Description of the task => Show every line from the data below that includes "icon".

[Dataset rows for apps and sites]
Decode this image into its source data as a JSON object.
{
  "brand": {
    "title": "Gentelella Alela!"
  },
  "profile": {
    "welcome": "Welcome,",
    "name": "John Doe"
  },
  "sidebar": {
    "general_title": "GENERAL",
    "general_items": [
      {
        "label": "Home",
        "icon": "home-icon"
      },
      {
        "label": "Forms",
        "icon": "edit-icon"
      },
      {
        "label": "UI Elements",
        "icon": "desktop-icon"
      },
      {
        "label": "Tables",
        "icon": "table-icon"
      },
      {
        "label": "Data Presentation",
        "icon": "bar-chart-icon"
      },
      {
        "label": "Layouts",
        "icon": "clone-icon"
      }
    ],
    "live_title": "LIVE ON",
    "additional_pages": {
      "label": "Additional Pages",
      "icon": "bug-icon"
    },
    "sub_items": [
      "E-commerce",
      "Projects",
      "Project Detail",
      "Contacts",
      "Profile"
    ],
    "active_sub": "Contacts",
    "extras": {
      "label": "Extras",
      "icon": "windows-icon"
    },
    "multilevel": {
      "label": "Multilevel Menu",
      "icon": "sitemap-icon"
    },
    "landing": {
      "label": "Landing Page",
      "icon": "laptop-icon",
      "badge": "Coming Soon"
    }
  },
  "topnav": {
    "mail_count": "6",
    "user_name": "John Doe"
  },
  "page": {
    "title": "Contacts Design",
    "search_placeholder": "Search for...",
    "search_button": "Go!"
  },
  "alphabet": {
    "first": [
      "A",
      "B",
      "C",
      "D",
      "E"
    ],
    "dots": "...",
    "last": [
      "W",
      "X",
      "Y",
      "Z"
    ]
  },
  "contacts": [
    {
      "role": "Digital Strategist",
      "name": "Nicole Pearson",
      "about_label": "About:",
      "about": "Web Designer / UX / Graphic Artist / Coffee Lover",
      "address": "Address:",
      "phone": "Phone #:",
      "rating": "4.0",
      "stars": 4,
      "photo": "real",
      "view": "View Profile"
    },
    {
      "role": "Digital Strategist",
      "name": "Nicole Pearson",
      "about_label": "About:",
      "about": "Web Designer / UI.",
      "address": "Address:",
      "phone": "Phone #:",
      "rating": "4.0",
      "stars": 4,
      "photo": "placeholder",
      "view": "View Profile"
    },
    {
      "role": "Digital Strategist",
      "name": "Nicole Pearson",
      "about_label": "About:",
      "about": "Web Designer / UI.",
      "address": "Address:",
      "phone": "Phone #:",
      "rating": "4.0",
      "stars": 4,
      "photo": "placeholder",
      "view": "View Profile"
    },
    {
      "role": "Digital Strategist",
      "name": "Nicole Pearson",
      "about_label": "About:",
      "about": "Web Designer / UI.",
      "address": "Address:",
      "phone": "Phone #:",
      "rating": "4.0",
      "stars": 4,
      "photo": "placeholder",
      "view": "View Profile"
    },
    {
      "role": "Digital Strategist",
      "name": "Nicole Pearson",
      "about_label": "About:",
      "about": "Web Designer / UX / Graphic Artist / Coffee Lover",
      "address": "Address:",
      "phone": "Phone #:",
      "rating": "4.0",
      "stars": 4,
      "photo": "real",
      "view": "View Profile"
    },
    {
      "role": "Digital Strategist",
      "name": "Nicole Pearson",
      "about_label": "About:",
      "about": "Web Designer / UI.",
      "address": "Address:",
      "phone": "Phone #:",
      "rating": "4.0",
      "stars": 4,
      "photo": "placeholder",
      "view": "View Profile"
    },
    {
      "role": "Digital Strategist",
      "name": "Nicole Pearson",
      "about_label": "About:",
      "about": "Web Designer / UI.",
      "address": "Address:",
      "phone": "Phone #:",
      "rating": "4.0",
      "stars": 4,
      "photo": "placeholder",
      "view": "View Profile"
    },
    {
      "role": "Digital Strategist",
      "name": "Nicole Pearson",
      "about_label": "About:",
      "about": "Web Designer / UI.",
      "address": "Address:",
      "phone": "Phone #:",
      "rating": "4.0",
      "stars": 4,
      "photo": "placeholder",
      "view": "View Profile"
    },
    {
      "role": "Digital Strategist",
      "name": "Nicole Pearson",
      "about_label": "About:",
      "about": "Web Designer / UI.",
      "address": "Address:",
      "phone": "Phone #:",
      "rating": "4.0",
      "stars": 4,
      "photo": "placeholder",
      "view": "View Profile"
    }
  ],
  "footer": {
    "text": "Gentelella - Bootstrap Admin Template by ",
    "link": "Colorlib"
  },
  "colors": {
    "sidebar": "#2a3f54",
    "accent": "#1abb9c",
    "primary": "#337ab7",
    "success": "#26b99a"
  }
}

Your response =>
        "icon": "home-icon"
        "icon": "edit-icon"
        "icon": "desktop-icon"
        "icon": "table-icon"
        "icon": "bar-chart-icon"
        "icon": "clone-icon"
      "icon": "bug-icon"
      "icon": "windows-icon"
      "icon": "sitemap-icon"
      "icon": "laptop-icon",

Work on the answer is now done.